GOAL OF THE EXERCISE: This exercise asks for every line of the material that contains the word "Kiosk".

RECORDS TO PROCESS:
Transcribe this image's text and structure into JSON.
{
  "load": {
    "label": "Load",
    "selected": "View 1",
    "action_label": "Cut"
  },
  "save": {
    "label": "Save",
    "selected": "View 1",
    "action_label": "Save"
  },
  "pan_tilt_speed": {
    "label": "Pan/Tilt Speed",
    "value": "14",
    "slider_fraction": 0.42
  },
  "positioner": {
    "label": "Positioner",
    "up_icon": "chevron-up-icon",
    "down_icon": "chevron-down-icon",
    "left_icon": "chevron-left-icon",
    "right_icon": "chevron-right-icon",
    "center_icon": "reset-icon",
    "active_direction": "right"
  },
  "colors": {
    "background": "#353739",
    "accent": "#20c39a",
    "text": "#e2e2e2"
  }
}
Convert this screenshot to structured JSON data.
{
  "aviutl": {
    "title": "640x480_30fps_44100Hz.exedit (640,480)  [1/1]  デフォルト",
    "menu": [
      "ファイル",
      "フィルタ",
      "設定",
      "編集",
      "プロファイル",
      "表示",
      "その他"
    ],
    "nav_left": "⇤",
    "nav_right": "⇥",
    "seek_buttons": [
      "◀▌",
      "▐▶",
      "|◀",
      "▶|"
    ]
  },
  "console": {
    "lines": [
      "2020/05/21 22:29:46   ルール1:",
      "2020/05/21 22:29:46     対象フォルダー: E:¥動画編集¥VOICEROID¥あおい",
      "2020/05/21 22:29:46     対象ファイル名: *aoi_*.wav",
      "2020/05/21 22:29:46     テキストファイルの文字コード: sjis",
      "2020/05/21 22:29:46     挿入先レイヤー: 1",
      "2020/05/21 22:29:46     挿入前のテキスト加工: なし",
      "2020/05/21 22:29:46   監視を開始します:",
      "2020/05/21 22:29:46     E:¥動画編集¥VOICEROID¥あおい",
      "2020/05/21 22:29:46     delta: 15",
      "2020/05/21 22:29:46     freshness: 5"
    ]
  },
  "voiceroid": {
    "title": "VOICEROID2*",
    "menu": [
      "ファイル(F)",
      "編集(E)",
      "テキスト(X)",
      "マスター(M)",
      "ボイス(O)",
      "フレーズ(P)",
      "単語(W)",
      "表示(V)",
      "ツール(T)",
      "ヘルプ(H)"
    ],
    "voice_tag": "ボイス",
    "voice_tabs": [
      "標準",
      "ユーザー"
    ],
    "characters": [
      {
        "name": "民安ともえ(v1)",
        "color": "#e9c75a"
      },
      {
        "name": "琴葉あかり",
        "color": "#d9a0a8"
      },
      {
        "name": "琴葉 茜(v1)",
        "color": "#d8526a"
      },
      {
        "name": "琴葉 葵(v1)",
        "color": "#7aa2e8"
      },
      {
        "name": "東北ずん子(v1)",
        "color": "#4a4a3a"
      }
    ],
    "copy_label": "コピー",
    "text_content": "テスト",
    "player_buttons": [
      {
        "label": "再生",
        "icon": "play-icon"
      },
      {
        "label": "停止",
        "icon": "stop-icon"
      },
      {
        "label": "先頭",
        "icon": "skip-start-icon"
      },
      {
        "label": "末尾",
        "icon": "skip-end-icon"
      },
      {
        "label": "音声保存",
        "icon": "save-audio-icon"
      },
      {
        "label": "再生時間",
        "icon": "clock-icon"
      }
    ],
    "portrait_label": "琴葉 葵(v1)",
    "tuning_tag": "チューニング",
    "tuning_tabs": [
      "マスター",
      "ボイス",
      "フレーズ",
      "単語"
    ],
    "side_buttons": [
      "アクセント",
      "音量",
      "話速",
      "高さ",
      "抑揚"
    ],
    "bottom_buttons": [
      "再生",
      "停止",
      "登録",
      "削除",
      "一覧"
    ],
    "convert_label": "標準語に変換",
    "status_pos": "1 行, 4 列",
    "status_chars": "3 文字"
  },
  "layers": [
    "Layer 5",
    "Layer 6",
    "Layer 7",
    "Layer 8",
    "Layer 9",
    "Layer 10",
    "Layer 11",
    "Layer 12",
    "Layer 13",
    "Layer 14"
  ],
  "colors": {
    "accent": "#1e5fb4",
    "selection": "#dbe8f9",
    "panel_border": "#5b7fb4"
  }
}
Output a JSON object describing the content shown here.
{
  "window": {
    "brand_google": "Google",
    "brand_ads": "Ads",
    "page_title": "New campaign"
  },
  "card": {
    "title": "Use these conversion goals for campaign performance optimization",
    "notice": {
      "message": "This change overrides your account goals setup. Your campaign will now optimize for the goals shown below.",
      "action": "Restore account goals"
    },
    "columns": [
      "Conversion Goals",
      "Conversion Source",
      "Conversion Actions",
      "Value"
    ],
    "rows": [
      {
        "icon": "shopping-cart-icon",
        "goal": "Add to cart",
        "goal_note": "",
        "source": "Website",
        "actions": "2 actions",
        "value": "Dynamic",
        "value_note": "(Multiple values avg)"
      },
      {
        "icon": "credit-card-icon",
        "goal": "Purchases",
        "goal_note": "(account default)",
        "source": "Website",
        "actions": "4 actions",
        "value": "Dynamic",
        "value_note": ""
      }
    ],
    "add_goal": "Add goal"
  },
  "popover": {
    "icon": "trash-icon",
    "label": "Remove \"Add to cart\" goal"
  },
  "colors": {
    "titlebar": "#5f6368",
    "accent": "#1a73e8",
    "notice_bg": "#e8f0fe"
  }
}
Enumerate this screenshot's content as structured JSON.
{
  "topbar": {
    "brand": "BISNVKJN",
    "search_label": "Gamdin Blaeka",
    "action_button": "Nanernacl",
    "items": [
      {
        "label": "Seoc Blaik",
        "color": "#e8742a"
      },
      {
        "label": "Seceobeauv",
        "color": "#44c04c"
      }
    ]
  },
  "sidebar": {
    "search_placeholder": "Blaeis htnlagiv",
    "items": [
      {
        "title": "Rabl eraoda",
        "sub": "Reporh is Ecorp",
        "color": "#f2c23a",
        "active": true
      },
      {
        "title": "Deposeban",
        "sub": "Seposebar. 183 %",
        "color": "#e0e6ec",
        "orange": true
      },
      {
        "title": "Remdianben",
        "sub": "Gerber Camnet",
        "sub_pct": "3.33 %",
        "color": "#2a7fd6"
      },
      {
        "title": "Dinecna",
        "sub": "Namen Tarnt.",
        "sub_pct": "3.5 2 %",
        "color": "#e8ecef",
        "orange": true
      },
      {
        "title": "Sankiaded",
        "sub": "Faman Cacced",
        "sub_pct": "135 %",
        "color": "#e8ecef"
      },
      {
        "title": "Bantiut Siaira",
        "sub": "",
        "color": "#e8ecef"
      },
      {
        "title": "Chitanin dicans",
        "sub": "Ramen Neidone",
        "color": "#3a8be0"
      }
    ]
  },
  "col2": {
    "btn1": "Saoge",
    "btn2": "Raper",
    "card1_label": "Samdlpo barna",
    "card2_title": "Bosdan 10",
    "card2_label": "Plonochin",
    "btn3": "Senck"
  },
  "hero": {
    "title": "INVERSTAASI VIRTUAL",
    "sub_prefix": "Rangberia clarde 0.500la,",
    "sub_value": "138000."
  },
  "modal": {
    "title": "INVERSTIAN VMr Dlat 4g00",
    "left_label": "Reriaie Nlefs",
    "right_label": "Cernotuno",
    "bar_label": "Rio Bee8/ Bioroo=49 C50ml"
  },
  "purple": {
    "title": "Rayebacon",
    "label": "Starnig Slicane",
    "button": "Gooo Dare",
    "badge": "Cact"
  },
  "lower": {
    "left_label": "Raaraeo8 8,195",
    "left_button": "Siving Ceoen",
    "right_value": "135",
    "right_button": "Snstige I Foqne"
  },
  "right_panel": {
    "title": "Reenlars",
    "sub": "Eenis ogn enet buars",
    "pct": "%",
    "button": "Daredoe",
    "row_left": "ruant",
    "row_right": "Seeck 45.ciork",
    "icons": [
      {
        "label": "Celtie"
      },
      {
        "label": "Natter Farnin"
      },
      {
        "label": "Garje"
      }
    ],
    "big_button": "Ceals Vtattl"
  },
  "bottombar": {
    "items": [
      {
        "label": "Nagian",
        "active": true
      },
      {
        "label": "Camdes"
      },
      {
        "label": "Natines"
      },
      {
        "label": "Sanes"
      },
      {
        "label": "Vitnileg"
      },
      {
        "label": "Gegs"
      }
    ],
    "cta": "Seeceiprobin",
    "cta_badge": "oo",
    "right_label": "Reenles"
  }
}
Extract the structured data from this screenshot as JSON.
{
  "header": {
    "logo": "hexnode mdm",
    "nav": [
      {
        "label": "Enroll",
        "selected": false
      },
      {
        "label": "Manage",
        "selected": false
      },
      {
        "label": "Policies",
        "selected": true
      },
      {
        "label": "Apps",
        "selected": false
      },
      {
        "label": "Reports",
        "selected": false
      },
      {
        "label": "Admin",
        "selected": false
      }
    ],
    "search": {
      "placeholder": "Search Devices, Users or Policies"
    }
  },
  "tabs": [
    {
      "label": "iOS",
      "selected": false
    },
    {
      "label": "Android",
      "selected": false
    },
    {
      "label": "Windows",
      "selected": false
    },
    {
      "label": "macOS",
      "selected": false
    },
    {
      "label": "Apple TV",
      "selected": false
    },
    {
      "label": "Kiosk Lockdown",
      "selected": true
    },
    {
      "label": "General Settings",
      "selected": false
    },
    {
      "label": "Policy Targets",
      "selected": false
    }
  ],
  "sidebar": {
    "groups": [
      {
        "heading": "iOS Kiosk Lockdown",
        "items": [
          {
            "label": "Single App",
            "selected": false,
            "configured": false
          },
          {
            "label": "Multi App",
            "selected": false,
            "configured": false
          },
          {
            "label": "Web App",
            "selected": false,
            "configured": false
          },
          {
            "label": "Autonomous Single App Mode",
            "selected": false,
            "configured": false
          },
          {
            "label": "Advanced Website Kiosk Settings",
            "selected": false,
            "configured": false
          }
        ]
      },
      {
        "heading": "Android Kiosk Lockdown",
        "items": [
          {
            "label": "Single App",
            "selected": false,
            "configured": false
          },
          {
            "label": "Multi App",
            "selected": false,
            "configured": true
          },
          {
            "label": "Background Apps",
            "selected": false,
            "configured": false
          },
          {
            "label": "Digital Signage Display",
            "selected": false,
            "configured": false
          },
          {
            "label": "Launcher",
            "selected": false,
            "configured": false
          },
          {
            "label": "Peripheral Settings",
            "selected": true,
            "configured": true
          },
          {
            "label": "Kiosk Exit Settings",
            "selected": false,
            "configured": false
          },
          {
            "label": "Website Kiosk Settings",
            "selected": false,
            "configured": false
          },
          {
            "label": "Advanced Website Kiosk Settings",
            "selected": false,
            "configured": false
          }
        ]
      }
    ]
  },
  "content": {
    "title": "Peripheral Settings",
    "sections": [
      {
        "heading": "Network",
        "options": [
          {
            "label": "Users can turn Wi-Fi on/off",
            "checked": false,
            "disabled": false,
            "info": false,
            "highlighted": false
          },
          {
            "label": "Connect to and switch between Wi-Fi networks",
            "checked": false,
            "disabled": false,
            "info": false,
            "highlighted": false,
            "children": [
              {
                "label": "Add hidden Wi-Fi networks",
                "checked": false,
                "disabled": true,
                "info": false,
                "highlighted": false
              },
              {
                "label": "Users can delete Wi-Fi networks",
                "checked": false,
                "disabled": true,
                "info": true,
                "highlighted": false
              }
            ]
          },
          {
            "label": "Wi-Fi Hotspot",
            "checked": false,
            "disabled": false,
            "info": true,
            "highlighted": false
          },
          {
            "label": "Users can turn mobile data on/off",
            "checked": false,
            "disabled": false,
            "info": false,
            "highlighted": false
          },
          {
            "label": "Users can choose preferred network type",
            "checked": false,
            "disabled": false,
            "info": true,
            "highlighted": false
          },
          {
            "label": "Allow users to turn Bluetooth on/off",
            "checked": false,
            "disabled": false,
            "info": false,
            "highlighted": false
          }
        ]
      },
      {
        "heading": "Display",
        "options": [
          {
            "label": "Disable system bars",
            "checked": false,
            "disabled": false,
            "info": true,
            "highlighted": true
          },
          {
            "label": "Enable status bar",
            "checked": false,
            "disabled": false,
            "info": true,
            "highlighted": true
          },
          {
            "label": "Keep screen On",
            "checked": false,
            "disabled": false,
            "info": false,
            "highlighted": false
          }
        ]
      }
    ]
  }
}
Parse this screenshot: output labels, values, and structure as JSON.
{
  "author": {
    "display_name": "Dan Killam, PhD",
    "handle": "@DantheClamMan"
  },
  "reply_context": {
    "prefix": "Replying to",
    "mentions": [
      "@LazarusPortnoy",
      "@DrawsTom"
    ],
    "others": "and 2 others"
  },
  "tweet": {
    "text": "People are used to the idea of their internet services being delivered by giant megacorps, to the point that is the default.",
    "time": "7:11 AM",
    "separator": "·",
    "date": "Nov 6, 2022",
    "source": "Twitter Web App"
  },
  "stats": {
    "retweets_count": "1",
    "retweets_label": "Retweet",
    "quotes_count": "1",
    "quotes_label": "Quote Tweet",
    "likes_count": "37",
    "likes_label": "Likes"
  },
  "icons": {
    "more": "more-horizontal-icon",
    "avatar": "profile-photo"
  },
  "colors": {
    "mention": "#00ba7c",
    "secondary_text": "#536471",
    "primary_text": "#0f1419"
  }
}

RESPONSE TO THE EXERCISE:
      "label": "Kiosk Lockdown",
        "heading": "iOS Kiosk Lockdown",
            "label": "Advanced Website Kiosk Settings",
        "heading": "Android Kiosk Lockdown",
            "label": "Kiosk Exit Settings",
            "label": "Website Kiosk Settings",
            "label": "Advanced Website Kiosk Settings",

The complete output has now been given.